Material to process
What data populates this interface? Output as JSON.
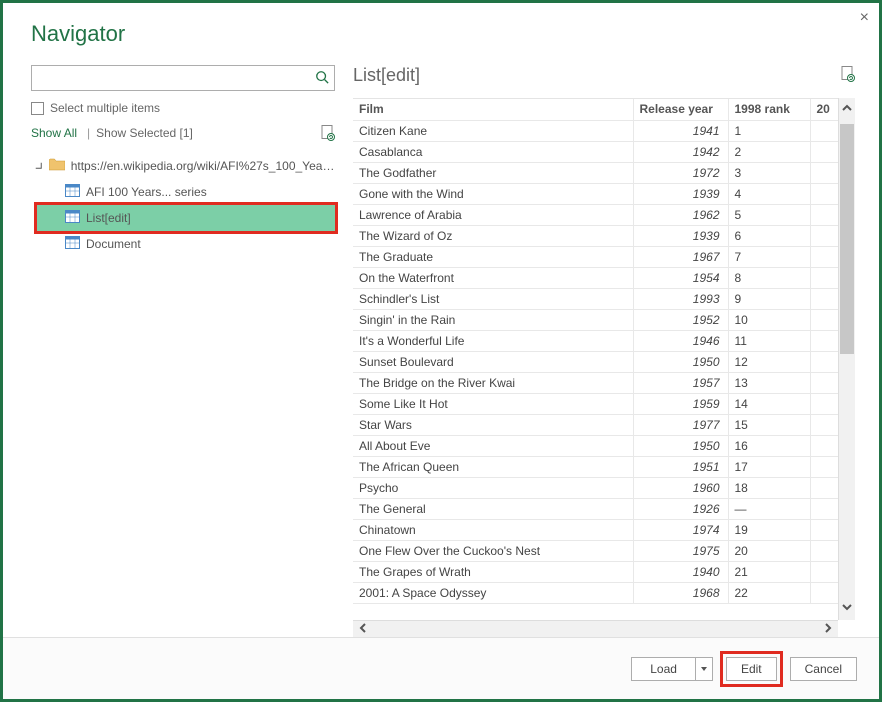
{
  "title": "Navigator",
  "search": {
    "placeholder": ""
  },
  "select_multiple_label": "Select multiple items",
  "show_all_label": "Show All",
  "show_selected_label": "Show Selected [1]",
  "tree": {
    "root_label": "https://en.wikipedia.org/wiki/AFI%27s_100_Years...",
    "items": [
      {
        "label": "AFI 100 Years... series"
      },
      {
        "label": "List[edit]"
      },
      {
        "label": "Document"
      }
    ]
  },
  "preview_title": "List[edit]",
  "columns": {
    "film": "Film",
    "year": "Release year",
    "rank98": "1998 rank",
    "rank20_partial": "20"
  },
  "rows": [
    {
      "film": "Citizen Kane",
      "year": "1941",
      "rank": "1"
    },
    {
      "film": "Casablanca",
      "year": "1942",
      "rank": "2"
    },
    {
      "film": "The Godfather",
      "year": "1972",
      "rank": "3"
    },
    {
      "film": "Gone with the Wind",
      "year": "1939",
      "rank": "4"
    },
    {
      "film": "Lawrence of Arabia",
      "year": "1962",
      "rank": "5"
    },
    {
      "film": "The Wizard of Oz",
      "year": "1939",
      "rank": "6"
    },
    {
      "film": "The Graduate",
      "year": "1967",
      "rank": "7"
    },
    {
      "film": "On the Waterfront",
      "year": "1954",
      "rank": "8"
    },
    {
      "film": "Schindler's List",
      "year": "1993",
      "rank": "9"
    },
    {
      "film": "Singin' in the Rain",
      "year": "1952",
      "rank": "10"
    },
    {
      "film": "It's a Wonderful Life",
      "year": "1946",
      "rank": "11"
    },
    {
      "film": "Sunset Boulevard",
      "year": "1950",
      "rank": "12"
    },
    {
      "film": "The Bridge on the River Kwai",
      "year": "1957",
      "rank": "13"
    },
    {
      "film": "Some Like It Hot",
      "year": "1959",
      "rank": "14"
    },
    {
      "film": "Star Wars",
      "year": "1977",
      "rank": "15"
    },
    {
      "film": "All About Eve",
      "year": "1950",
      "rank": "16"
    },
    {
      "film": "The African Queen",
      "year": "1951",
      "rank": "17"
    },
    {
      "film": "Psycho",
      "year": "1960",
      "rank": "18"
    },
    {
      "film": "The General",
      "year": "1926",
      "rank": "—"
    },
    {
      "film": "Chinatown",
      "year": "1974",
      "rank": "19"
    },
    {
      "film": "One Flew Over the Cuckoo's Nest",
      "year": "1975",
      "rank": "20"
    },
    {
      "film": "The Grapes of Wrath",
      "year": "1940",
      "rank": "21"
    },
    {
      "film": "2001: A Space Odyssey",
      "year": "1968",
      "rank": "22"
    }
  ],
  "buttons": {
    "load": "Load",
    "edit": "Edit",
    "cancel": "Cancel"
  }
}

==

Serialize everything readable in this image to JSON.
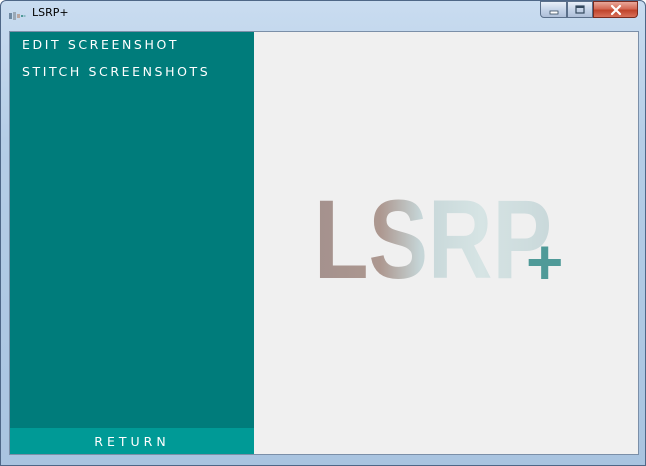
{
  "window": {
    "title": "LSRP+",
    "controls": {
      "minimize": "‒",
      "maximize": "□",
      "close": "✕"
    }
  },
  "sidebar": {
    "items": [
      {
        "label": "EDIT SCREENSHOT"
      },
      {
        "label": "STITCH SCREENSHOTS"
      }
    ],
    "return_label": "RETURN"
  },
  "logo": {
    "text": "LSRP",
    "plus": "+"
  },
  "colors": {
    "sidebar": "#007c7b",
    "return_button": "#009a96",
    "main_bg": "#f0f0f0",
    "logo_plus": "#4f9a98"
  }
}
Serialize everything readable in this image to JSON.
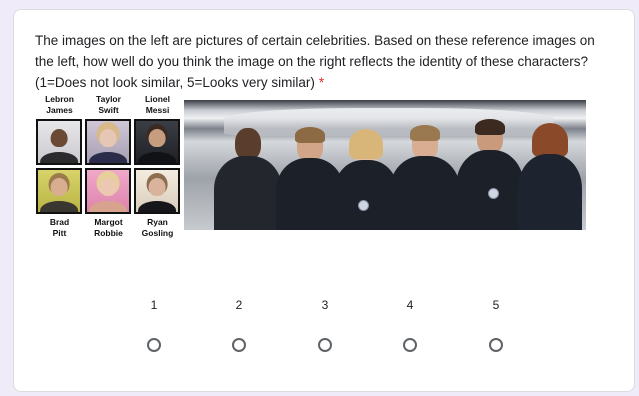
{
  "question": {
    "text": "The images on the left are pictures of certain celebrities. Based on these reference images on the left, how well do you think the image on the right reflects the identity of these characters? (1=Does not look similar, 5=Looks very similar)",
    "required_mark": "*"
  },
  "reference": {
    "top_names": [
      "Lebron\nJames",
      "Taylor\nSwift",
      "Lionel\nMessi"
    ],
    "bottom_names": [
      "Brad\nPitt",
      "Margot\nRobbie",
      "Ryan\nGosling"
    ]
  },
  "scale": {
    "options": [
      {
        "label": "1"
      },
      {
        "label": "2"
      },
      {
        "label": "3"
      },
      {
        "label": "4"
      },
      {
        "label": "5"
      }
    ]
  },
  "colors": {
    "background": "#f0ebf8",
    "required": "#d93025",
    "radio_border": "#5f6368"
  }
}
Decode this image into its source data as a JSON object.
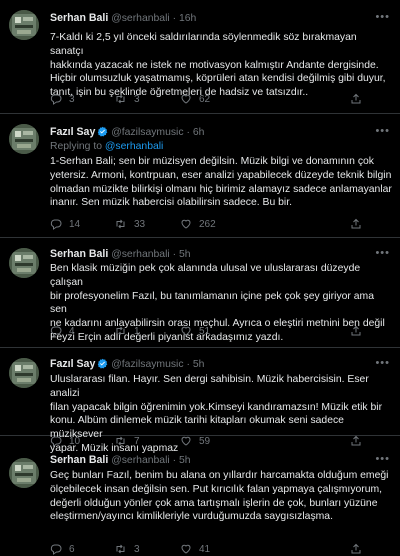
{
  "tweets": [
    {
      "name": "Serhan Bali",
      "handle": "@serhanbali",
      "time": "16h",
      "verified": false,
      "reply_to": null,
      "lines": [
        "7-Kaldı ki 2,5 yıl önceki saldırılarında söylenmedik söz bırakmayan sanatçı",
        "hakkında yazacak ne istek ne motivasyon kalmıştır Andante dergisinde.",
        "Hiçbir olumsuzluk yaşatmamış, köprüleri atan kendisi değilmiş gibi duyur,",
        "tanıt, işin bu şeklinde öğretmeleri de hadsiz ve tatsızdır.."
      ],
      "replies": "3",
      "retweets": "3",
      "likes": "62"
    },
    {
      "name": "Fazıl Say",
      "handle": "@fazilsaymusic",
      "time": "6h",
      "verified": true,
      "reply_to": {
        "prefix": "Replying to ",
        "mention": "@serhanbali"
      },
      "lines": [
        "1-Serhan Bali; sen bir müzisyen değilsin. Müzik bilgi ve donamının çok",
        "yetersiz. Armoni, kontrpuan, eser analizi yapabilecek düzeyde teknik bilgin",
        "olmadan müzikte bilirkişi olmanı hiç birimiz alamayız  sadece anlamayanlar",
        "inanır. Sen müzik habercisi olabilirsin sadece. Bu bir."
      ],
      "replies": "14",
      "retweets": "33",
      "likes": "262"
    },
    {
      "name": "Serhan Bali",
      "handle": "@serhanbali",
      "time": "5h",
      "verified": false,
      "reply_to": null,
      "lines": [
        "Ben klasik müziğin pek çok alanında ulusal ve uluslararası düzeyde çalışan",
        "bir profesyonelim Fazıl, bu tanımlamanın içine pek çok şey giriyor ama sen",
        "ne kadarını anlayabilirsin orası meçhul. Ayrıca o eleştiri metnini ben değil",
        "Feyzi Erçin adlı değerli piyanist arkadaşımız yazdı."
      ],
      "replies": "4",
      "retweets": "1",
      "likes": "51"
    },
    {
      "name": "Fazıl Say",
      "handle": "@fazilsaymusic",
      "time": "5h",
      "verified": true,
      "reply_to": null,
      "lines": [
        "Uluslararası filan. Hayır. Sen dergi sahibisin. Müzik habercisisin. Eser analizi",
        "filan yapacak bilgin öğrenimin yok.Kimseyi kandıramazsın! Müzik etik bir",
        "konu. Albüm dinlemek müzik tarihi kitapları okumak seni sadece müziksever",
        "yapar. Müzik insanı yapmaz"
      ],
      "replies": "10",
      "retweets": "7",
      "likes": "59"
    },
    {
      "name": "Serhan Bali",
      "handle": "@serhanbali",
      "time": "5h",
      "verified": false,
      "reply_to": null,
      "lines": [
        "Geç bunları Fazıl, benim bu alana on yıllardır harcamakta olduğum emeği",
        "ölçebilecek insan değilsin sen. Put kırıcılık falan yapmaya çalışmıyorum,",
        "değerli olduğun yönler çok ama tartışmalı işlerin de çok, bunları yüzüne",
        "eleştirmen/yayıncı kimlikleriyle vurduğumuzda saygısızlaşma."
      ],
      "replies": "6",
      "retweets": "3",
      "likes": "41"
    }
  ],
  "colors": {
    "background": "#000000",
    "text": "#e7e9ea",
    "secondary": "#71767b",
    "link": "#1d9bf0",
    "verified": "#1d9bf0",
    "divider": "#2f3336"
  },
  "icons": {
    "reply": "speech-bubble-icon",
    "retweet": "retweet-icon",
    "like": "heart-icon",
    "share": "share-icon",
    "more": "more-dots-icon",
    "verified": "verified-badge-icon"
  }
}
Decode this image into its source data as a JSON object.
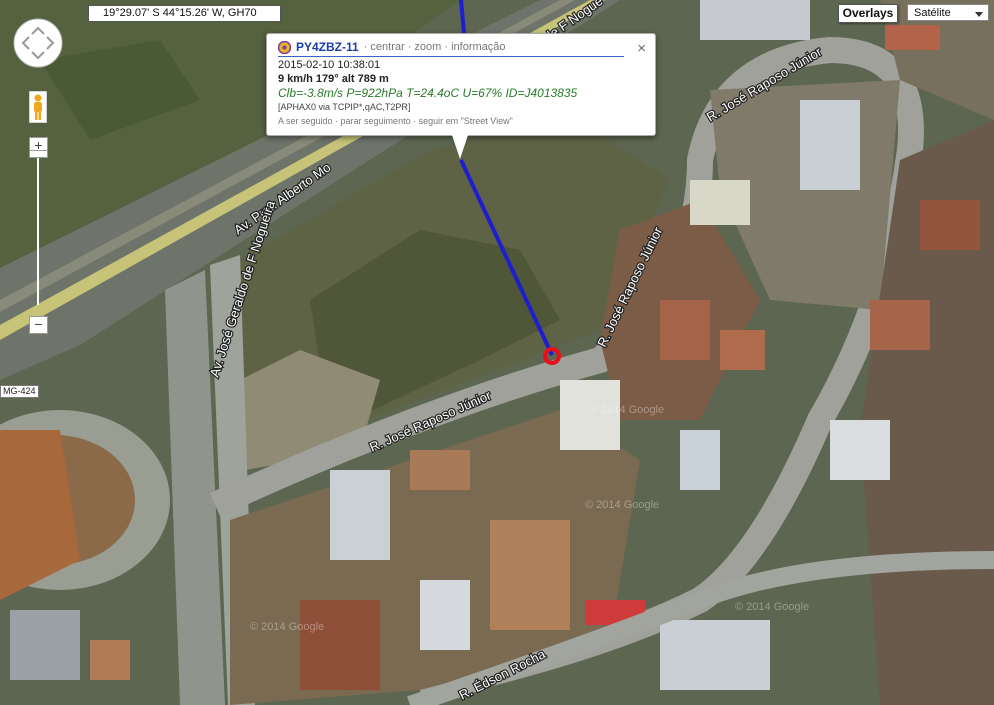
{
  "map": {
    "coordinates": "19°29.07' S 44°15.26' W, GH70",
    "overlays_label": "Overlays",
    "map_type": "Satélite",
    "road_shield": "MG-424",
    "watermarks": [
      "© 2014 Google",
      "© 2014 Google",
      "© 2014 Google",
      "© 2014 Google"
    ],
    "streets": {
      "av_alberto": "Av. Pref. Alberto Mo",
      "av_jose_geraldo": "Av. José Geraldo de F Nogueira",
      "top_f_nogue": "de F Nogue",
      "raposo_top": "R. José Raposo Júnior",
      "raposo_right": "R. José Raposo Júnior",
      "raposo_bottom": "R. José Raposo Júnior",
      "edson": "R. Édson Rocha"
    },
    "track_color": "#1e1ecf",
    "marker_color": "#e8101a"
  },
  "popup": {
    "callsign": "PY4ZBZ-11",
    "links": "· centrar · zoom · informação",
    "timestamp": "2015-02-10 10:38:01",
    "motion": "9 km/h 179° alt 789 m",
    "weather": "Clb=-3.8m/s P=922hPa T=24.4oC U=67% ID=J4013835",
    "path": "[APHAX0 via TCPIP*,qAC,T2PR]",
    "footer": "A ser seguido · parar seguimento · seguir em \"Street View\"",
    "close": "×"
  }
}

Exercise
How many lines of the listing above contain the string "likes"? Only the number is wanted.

Your solution
5